The Court's determination of the scope of CERCLA liability must not turn on the collectibility of judgments. It is enough that CERCLA imposes liability on any "person" who owned or operated a facility at which hazardous substances were disposed and that corporations are included in the definition of "person." As the court in Gilman stated:

 
Any dissolved corporation that is a potential CERCLA defendant may have benefited from the cheap disposal of hazardous wastes. If the resources of these dissolved corporations are available, those resources should be available for cleanup and the party who benefited from the cheap disposal should be held responsible.

Gilman, 751 F. Supp. at 1453.

Still, the question whether Parsons still holds assets and whether it is a "person" under CERCLA are intertwined. Although an existing corporation is clearly a "person" under CERCLA, a non-existent corporation cannot be included within that definition. In such a case there is no entity to sue or to defend against a lawsuit, and any judgment entered by the court would be unenforceable, much less uncollectible. To use the Gilman court's analogy, although Hitco may have shown that Parson's is "dead", in order to fulfill CERCLA's remedial goals, plaintiff is entitled to determine whether the corporation has been "buried." If it is established through discovery that Parsons holds no assets *1302 whatsoever, then it no longer exists. In that situation it is not a "person" under CERCLA and no lawsuit can be maintained against it.[4]

 
IV.

For the reasons stated above, defendant Hitco, Inc.'s motion to dismiss the complaint against defendant Parsons Corporation is denied.

NOTES

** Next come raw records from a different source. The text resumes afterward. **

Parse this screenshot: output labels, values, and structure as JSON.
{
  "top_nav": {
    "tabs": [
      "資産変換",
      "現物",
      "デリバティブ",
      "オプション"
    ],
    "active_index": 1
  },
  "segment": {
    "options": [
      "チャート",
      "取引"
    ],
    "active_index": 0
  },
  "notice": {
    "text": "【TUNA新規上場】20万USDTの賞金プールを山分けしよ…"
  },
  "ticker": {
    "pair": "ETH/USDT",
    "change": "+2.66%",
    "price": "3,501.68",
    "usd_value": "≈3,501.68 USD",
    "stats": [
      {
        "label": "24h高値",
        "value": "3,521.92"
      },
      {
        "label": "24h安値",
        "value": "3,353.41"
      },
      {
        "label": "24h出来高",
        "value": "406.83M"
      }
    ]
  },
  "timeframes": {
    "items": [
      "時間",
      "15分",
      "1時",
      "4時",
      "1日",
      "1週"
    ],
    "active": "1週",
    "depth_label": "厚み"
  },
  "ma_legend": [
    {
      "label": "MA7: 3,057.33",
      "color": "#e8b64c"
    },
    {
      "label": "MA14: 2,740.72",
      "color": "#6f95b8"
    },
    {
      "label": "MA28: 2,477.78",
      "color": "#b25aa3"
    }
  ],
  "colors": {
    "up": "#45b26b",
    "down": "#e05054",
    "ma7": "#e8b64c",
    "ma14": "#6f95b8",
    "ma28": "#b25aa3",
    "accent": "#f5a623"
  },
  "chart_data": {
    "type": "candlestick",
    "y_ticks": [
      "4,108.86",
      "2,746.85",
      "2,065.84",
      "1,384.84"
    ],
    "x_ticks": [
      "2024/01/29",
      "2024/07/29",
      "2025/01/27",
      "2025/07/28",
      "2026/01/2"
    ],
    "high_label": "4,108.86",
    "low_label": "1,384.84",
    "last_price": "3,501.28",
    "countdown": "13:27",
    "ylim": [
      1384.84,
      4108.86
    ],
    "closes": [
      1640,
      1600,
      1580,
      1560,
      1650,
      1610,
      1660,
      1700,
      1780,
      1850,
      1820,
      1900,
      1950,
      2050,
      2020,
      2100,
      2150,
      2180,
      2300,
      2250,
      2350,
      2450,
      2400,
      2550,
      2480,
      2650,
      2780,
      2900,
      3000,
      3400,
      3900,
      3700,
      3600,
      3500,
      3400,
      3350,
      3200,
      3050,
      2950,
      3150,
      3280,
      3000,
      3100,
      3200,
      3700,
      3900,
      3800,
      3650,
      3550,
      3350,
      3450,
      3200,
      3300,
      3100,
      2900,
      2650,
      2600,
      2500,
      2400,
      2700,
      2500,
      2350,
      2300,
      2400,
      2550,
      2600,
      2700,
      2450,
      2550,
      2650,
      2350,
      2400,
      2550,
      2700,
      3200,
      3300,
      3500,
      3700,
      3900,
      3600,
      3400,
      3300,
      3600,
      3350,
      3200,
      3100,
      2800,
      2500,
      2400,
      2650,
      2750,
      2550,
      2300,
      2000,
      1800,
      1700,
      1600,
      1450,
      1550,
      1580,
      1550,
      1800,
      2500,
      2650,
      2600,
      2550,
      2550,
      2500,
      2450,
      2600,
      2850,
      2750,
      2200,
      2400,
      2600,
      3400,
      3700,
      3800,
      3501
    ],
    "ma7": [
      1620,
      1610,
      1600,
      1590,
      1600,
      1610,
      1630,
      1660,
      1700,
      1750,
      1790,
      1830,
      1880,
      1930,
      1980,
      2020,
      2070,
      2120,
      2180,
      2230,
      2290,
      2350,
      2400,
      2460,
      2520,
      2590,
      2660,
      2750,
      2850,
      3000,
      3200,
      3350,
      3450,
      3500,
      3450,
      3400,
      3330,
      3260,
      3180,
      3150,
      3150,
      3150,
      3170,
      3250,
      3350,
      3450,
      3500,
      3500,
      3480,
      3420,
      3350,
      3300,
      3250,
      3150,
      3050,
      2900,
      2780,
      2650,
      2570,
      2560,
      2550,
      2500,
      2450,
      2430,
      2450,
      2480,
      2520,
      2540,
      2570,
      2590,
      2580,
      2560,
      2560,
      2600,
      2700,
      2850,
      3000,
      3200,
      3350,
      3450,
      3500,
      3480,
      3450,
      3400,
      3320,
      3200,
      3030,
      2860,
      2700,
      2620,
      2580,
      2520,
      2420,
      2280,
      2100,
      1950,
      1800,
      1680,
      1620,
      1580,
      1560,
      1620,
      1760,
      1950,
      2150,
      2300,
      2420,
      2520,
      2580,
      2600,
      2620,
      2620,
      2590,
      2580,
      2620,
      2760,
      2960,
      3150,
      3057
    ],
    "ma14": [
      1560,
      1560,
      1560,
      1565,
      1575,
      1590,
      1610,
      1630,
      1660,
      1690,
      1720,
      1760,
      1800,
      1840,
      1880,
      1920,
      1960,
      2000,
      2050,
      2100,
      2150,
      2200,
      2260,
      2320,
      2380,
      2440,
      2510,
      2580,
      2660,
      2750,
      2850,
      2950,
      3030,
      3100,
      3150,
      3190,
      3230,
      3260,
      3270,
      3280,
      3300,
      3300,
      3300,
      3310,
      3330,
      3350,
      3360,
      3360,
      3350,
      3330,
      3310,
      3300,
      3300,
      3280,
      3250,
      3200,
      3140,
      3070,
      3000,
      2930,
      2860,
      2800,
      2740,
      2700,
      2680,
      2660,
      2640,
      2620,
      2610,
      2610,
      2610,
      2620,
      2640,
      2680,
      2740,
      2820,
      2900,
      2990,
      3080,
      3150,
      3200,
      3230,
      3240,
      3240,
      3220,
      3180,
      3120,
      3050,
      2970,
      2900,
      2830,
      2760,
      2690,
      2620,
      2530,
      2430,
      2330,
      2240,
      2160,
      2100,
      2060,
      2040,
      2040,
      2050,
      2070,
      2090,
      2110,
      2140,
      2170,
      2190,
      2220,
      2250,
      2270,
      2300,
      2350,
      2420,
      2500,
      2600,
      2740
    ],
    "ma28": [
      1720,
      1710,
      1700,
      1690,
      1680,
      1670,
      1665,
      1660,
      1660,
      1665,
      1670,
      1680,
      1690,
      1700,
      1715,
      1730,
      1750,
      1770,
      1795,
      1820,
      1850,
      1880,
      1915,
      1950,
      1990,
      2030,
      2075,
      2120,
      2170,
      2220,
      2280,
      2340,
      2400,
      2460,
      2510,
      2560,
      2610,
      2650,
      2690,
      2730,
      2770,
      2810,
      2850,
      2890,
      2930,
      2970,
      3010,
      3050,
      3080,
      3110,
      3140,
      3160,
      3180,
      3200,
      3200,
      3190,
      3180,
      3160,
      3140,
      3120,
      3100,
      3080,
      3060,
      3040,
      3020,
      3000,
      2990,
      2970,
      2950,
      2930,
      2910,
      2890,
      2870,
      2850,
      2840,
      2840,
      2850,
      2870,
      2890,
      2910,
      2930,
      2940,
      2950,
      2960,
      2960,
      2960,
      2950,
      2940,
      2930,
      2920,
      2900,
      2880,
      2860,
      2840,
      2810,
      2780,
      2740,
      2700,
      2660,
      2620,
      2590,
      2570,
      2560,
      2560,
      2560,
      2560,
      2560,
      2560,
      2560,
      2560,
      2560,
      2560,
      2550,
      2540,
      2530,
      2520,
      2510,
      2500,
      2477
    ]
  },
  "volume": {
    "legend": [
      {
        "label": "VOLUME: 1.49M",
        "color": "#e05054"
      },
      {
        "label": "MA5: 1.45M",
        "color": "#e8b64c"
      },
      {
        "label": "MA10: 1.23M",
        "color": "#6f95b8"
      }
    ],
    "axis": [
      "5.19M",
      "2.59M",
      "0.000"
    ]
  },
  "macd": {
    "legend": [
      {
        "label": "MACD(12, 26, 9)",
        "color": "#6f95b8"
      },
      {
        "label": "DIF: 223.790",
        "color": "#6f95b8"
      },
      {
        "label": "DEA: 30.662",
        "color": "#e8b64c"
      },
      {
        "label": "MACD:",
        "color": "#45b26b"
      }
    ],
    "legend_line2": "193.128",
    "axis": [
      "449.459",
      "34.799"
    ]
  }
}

[1] The Distler court, on the other hand, correctly concluded that CERCLA is designed to preempt state capacity laws where those laws interfere with the broad brush of CERCLA liability. However, having taken that position in order to satisfy the remedial purpose of CERCLA, the Court undercut the scope of its holding by ruling that CERCLA does not impose liability on dissolved corporations. Contrast this with Levin Metals where the court determined that although the broad remedial scope of CERCLA may impose liability on a dissolved corporation, the state capacity law precluded the maintenance of a lawsuit. Levin Metals, 817 F.2d at 1451.

[2] The Court notes that if Hitco, Inc., is determined to be the successor of Parsons, its liability under CERCLA for the acts of Parsons is established. See Anspec Co. Inc. v. Johnson Controls, Inc., et al., 922 F.2d 1240, 1246 (6th Cir. 1991). Although this issue is not presented in this case, if Hitco, Inc., is liable as the successor corporation, Anspec implies that the court may dismiss the suit against Parsons without undertaking an analysis of CERCLA's application to dissolved corporations. Id. at 1247-48.

[3] The Court notes that if Parsons in fact has assets yet to be distributed it has not been fully dissolved under Michigan law. See M.C.L.A. § 450.1851(2). Allowing this suit to proceed will give plaintiff an opportunity to conduct discovery on what assets, if any, Parsons still holds.

[4] Plaintiff has entered a notice of default and moved for default judgment against Parsons. The Court will not enter judgment against Parsons unless its liability is established through this lawsuit. Although Parsons has not appeared in this matter, and presumably will not appear, the Court believes that its interests in denying and disproving liability is adequately protected by Hitco, Inc.